As the peach-blossom flows down stream and is gone into the unknown,
I have a world apart that is not among men.
--a poem by Li Po

This Chinese flower symbol is said to bestow the flowering of our hidden talents. It is reputed to augment the hard work put into careers, assuring those with careers will be rewarded when incorporating this auspicious symbol in their lives. As such, the Narcissus is an excellent gift for those who are seeking career advancement and luck.

Fragrant Cloud/Hsiang Yun Perfume
Each exploration of the aromatic traditions of ancient cultures gives rise to numerous ideas for perfume creation. There are many ways that one may go about evolving a concept for a perfume and for me it happens while exploring the different aromatic plants that have been loved and cherished by the people living in the ancient cultures in which they appeared.

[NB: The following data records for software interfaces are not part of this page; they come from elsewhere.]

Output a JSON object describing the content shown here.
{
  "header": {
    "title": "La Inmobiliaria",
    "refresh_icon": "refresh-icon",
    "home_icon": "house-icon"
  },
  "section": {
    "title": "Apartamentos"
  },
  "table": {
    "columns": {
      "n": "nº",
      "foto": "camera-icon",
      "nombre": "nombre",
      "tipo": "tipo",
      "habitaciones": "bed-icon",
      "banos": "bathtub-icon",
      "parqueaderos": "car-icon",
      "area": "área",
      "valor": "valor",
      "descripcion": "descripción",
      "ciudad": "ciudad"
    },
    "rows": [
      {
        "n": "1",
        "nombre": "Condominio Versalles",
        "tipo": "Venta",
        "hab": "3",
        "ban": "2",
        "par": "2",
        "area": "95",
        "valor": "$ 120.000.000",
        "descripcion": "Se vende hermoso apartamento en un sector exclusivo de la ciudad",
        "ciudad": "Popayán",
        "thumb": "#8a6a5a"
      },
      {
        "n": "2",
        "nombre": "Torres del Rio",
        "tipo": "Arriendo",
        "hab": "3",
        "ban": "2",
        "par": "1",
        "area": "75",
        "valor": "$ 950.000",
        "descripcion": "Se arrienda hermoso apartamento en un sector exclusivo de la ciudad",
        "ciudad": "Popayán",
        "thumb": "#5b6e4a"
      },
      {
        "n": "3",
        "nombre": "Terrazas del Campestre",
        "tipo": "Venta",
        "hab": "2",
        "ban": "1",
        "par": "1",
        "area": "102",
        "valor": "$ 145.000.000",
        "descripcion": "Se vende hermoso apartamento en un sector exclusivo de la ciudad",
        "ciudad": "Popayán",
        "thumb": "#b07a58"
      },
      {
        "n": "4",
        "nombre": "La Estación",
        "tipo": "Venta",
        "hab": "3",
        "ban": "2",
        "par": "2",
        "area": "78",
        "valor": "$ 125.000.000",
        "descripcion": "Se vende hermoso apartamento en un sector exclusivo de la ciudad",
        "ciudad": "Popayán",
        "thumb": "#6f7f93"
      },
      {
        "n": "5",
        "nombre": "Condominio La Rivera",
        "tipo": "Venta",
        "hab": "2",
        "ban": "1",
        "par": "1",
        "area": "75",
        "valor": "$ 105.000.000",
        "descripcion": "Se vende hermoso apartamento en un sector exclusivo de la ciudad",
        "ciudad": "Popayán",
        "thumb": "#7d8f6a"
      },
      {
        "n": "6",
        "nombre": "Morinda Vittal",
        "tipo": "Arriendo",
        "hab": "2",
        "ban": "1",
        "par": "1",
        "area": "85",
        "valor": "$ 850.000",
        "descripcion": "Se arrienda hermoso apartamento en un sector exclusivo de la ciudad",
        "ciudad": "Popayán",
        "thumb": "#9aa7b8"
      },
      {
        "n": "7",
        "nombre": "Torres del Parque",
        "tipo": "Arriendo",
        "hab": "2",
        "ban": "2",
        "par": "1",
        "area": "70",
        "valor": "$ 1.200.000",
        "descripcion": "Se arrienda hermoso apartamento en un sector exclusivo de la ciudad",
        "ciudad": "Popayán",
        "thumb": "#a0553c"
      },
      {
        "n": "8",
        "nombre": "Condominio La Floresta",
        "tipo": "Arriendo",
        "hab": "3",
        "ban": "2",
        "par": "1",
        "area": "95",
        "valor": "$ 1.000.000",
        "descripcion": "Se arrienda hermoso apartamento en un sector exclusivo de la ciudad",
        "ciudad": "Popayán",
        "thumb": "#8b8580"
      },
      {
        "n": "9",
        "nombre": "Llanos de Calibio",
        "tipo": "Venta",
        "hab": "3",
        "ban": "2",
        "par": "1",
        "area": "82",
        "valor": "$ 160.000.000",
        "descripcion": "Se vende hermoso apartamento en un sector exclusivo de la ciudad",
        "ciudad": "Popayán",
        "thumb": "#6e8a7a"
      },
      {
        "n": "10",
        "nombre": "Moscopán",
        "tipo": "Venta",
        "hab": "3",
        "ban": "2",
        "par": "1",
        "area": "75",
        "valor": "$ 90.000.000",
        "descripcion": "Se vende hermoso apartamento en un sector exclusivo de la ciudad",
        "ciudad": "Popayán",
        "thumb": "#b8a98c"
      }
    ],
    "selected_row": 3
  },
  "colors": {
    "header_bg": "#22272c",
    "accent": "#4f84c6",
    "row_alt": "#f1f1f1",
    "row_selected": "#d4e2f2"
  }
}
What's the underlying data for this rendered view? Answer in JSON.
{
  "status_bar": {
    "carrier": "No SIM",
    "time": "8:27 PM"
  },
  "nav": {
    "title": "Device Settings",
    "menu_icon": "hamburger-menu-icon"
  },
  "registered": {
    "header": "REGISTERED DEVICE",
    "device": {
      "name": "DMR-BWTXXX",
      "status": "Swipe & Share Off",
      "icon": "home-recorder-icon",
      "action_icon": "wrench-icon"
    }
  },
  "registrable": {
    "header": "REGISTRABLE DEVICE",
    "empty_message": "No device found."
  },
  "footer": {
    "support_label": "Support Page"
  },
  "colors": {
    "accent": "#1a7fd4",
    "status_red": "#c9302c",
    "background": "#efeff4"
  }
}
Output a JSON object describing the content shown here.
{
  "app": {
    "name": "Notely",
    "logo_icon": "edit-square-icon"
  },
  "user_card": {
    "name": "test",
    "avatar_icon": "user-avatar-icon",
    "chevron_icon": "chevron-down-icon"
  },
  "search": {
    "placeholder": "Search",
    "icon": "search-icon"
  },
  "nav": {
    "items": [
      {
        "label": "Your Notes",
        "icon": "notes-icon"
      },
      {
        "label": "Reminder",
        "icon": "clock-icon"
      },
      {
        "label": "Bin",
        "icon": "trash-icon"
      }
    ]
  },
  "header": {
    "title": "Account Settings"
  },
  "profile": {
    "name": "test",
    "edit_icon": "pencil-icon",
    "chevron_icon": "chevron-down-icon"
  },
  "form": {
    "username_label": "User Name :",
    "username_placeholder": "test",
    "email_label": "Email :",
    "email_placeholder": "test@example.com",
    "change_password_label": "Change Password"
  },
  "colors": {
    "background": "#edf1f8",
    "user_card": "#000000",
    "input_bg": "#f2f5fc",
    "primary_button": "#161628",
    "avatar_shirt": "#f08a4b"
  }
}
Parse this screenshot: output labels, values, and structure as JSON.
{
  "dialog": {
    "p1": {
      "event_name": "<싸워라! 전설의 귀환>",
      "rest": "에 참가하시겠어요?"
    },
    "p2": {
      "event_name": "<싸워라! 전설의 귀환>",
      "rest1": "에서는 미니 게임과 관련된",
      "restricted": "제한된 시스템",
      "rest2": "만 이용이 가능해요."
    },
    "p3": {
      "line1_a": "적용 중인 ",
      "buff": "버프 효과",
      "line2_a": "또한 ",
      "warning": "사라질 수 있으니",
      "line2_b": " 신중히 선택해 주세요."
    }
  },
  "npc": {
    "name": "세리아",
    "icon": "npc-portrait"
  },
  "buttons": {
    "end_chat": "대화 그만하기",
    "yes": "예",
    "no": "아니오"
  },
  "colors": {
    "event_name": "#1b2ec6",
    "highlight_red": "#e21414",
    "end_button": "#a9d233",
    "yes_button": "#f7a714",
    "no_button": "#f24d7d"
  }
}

The traditions that arose in ancient China were in the first instance influenced by the living plants and their aromas as they appeared through the seasons. The role of the natural world in the life of the Chinese people was deep and significant. The plants which they chose to reflect the moods of the seasons as well as their symbolic aesthetic, spiritual and mystical messages were relatively few in number but carried an immense impact.

As I studied a bit about the classical Chinese garden and viewed various images related to their design features including stone, water, architecture, plants etc I felt it would be a great delight to create a perfume that would help bring those images and poems to life. I felt it might help infuse life and vitality into a subject which was limited to material I could view over the internet. This is one of the great virtues of natural essences-that is that many of the plants that flourished hundreds and even thousands of years ago in a particular culture are even now being grown and in some cases their essences extracted. Their exquisite aromas act as a silent but effective means of transporting through time and space into cultures that are distant and different from our own. It is a simple and sweet way of linking ourselves with people who have gone before us. Flowers and their sublime perfumes though appreciated in unique ways in different times and places, carry with them a unifying message of beauty, simplicity and charm which appeals to everyone.

This perfume, then is an attempt to capture some of the ancient aromatic beauty of the fragrances of the plants found in traditional Chinese gardens. There will be a second perfume that will be created for the next newsletter which will endeavor to capture the beauty of the temple incenses that helped create the atmosphere of tranquil contemplation within the great spiritual traditions of the country.

Fragrant Cloud (Hsiang Yun) Perfume Recipe

1 1/2 ounce Red Mandarin Essential Oil
1/2 ounce Magnolia Lily CO2
1/30th ounce Cinnamon Bark Sri Lanka
1/4 ounce of Jasmin sambac Absolute
1/4 ounce Osmanthus Absolute
1/2 ounce Patchouli "Heart Note" Essential Oil
1/2 ounce Sandalwood New Caledonia
1/15th ounce Star Anise Essential Oil
1/4 ounce Pink Lotus Absolute
1/4 ounce Pine Needle Absolute